Read more below.
The Data, and the Human in the Loop
These days, it goes without saying that data really is everything. In fact, many ML projects perform poorly simply because of a lack of data, without which we cannot hope to teach a machine to think like a human being.
A successful machine learning model – one that is underpinned by mountains of data – can be used to respond to a near-countless list of challenges that arise in a business. However, models such as this depend heavily on the size of the training data they can access. Collecting data is a complicated process, particularly if it involves a large company. At the same time, the data must be validated, deficiencies must be addressed, and dirty data must be ‘cleaned’.
Thus it is essential to utilise a platform that uses a combination of machine and human intelligence to improve the speed of data set production. You need quality data to improve the accuracy level, so the collection and preparation are continuous. You need a human in the loop to audit the data in every batch so that errors can be quickly spotted and corrected.
Importance of a Machine Learning Pipeline
While many teams start by using the manual workflow, this approach is not suitable for collaboration. Most teams today use automation.
With an ML pipeline, you automate the machine learning workflow. One way to achieve this is by dividing the ML workflows into several independent, modular, and reusable parts you can pipeline together when needed to develop other models. This helps make the process of building models simpler and more efficient by removing redundant work.
Machine learning workflow
The importance of pipelining is more evident when you look at what is involved in a typical ML workflow.
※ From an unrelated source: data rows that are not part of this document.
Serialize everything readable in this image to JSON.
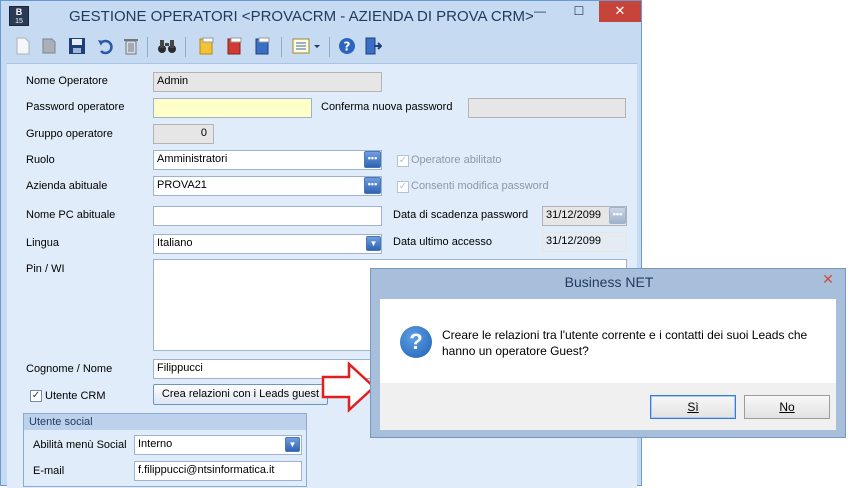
{
  "main_window": {
    "title": "GESTIONE OPERATORI <PROVACRM - AZIENDA DI PROVA CRM>",
    "logo_text": "B",
    "logo_sub": "15",
    "minimize_label": "—",
    "maximize_label": "☐",
    "close_label": "✕"
  },
  "toolbar": {
    "icons": [
      "new-document-icon",
      "save-gray-icon",
      "save-icon",
      "undo-icon",
      "delete-icon",
      "binoculars-icon",
      "folder-yellow-icon",
      "folder-red-icon",
      "folder-blue-icon",
      "list-dropdown-icon",
      "help-icon",
      "exit-icon"
    ]
  },
  "form": {
    "nome_operatore": {
      "label": "Nome Operatore",
      "value": "Admin"
    },
    "password_operatore": {
      "label": "Password operatore",
      "value": ""
    },
    "conferma_password": {
      "label": "Conferma nuova password",
      "value": ""
    },
    "gruppo_operatore": {
      "label": "Gruppo operatore",
      "value": "0"
    },
    "ruolo": {
      "label": "Ruolo",
      "value": "Amministratori"
    },
    "operatore_abilitato": {
      "label": "Operatore abilitato",
      "checked": true
    },
    "azienda_abituale": {
      "label": "Azienda abituale",
      "value": "PROVA21"
    },
    "consenti_modifica": {
      "label": "Consenti modifica password",
      "checked": true
    },
    "nome_pc": {
      "label": "Nome PC abituale",
      "value": ""
    },
    "data_scadenza": {
      "label": "Data di scadenza password",
      "value": "31/12/2099"
    },
    "lingua": {
      "label": "Lingua",
      "value": "Italiano"
    },
    "data_ultimo_accesso": {
      "label": "Data ultimo accesso",
      "value": "31/12/2099"
    },
    "pin_wi": {
      "label": "Pin / WI",
      "value": ""
    },
    "cognome_nome": {
      "label": "Cognome /  Nome",
      "value": "Filippucci"
    },
    "utente_crm": {
      "label": "Utente CRM",
      "checked": true
    },
    "crea_relazioni_button": "Crea relazioni con i Leads guest",
    "social": {
      "header": "Utente social",
      "abilita_menu": {
        "label": "Abilità menù Social",
        "value": "Interno"
      },
      "email": {
        "label": "E-mail",
        "value": "f.filippucci@ntsinformatica.it"
      }
    }
  },
  "dialog": {
    "title": "Business NET",
    "close_label": "✕",
    "message": "Creare le relazioni tra l'utente corrente e i contatti dei suoi Leads che hanno un operatore Guest?",
    "yes_button": "Sì",
    "no_button": "No"
  },
  "colors": {
    "window_bg": "#c6dbf1",
    "panel_bg": "#e0ecf9",
    "close_red": "#c7443a",
    "arrow_red": "#e02020",
    "dialog_frame": "#a8bfdb"
  }
}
In the conventional system design, all the tasks will emanate from one place. The same script will be used to extract data, clean, and prepare the data sets, create the model, and use it. Keeping all the assets in one place makes sense because ML models require less code.
But you will encounter some problems when you try to scale the single-source architecture.
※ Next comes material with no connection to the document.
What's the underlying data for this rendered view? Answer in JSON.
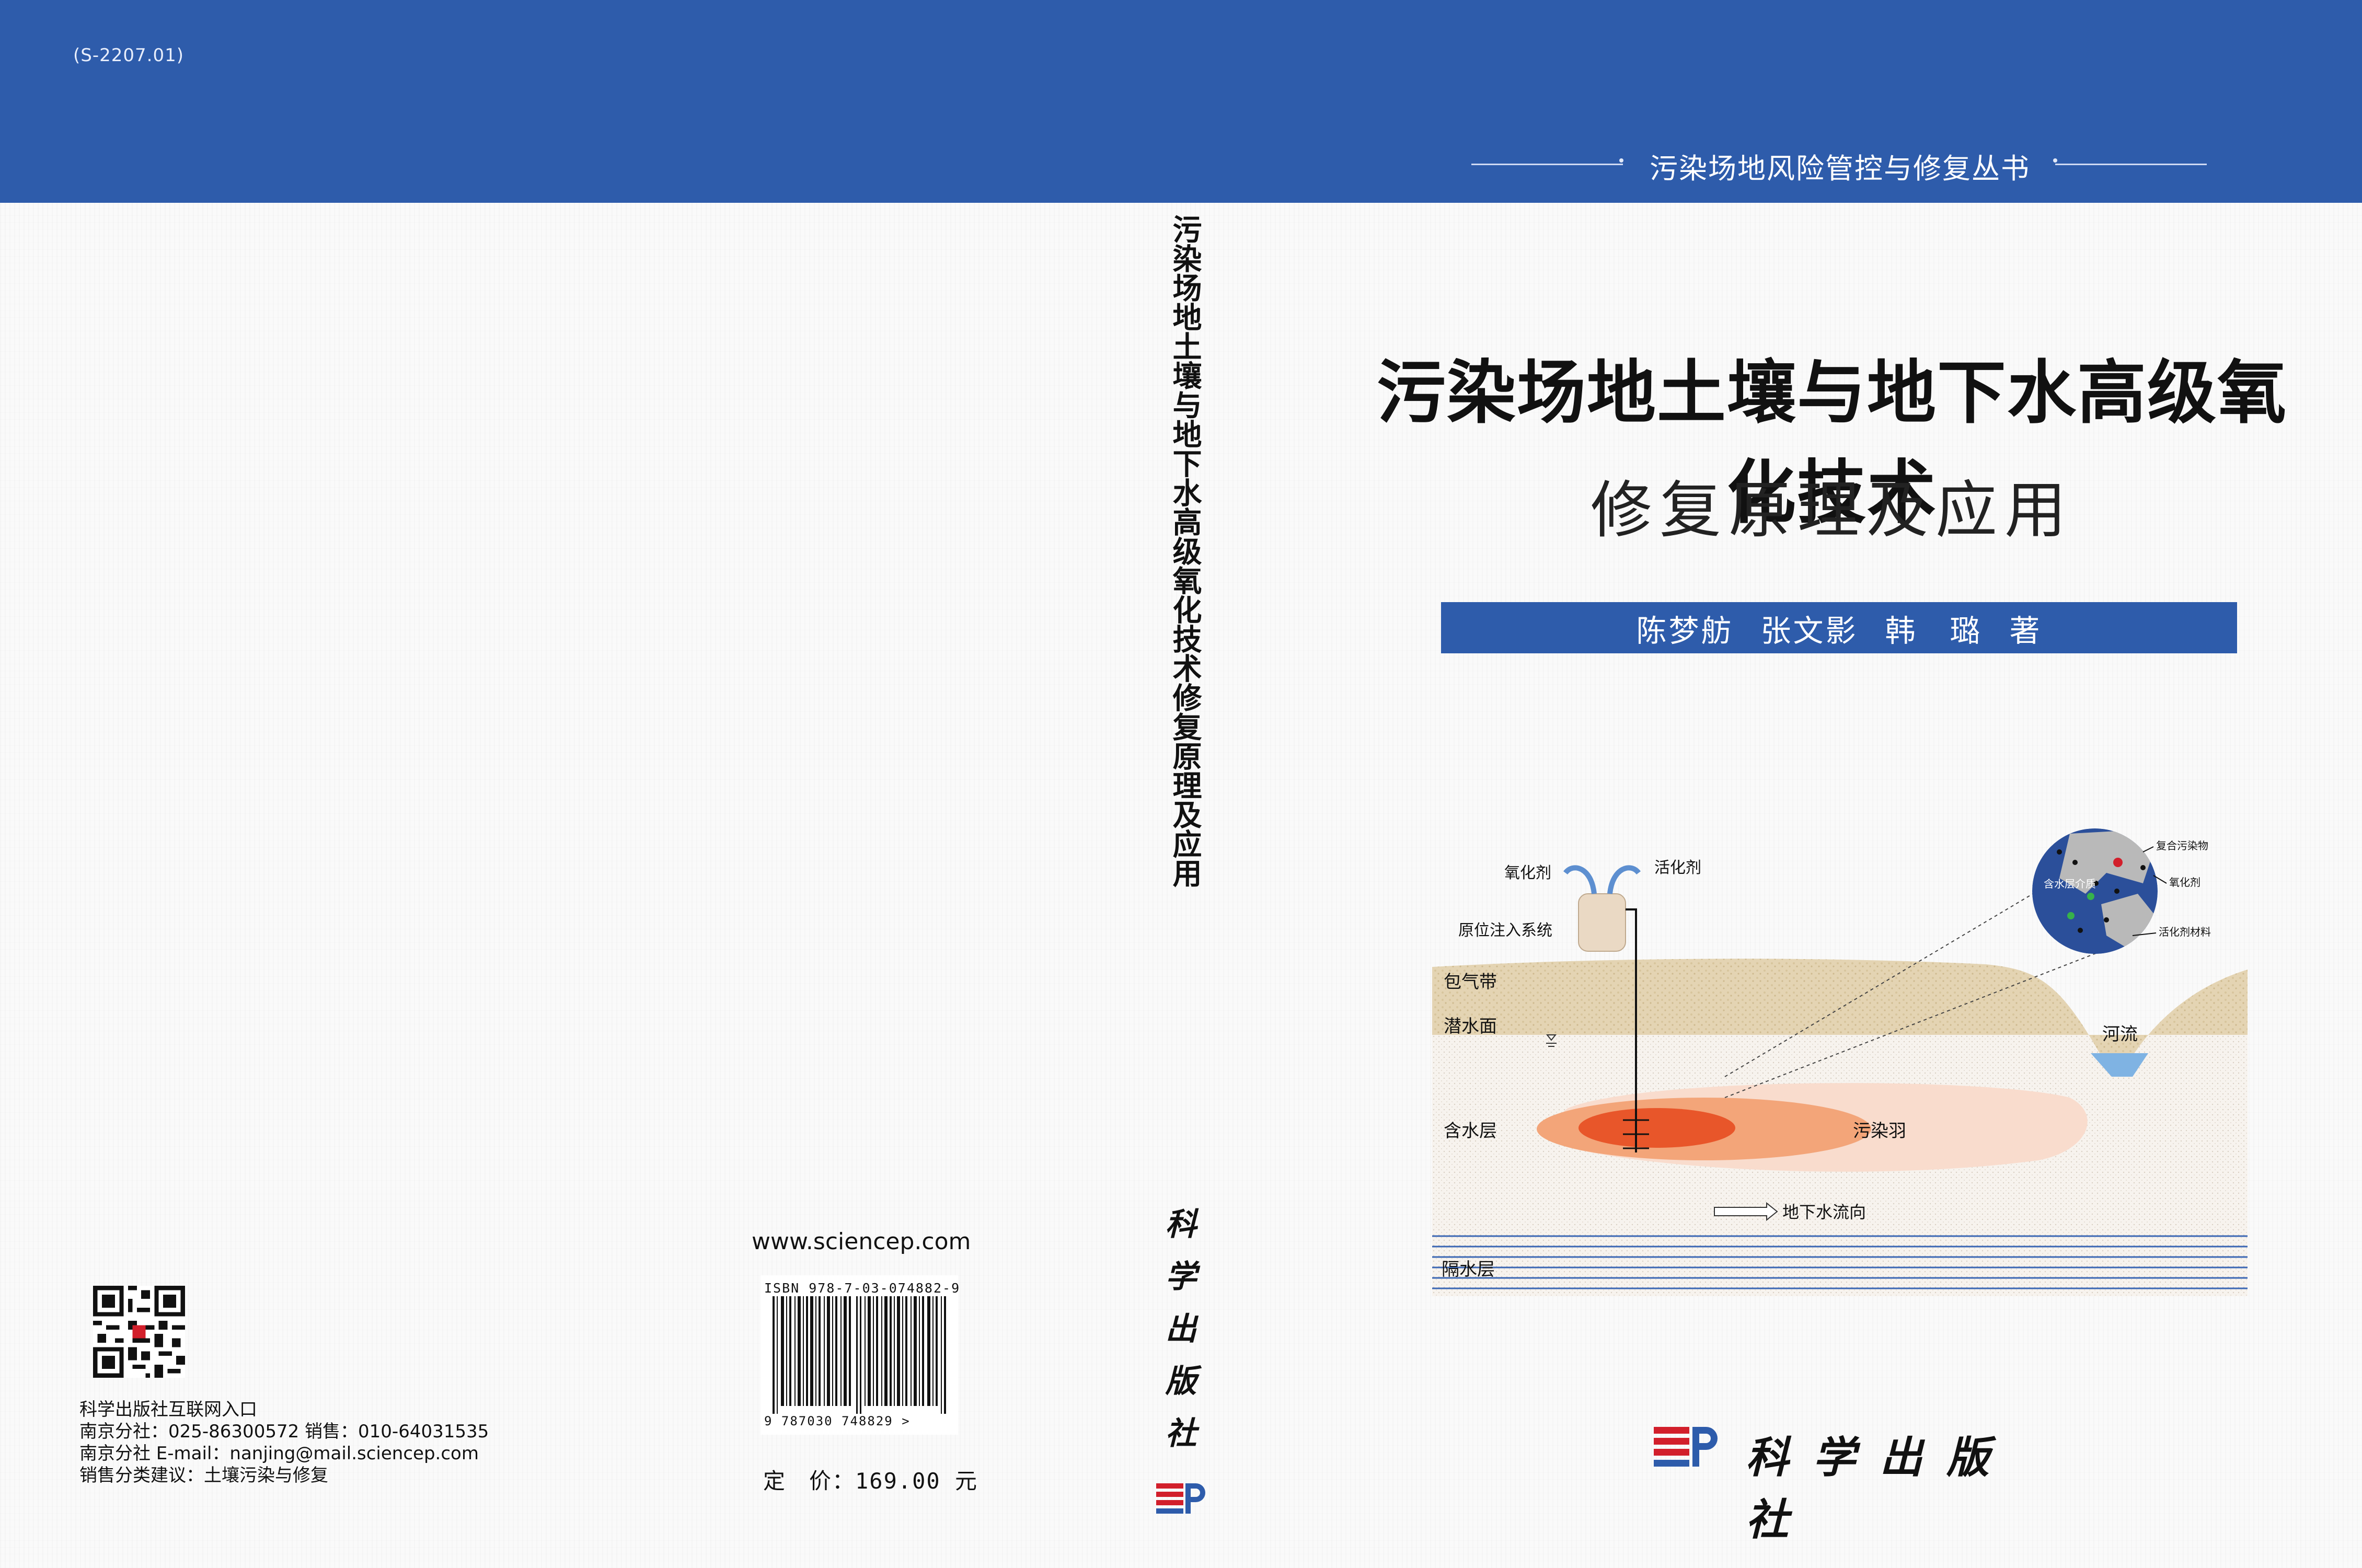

If you want to deploy different versions of the same model, you need to run the entire workflow twice. If you need to expand the model portfolio, you need to copy and paste code from the beginning stages of the workflow. When you change a data source’s configuration or some of its parts, you’re creating a new version. Therefore, you must manually update all the scripts, leading to errors, aside from it being a time-consuming process.
If you have a pipelining architecture, you will only call the workflow parts that you need and store the results that you can reuse. Similarly, when you want to expand the model portfolio, you use the pieces of the beginning stages of the workflow. You do not need to replicate them, as you can pipeline them into the new model. Even if the data is in a central location, pipelining them together to create several versions only requires updating the original.
Automated ML pipelining lets you increase the iteration cycle and scale different models by choosing the elements you need – but a human in the loop, able to offer QA on data preparation, is also essential at every stage of development. They can review and approve the product to ensure its quality.